DATA UNDER STUDY Block Start
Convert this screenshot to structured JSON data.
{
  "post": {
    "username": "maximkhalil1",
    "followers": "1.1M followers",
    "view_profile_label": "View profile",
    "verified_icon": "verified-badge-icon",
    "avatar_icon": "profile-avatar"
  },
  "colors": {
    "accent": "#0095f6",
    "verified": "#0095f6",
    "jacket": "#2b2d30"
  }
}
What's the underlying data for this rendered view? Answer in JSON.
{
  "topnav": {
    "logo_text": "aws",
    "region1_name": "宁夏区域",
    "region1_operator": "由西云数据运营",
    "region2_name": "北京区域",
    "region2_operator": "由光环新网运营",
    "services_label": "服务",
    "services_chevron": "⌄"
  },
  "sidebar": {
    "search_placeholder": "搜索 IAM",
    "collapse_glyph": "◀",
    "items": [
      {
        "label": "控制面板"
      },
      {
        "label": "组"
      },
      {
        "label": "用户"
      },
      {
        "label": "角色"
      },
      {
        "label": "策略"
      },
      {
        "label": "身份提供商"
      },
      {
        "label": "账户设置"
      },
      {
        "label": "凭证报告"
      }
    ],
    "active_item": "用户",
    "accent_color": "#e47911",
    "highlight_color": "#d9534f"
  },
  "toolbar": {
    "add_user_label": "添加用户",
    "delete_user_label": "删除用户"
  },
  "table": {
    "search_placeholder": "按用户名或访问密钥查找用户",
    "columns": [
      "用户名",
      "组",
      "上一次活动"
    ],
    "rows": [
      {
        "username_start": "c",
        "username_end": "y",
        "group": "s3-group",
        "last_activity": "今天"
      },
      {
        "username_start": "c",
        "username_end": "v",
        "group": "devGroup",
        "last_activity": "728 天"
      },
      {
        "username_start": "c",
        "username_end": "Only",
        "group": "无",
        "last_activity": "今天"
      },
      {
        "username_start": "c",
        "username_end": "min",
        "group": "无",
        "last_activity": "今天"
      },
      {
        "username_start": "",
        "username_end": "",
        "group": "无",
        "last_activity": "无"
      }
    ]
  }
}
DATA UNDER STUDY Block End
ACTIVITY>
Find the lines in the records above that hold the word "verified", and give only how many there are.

RESULT>
2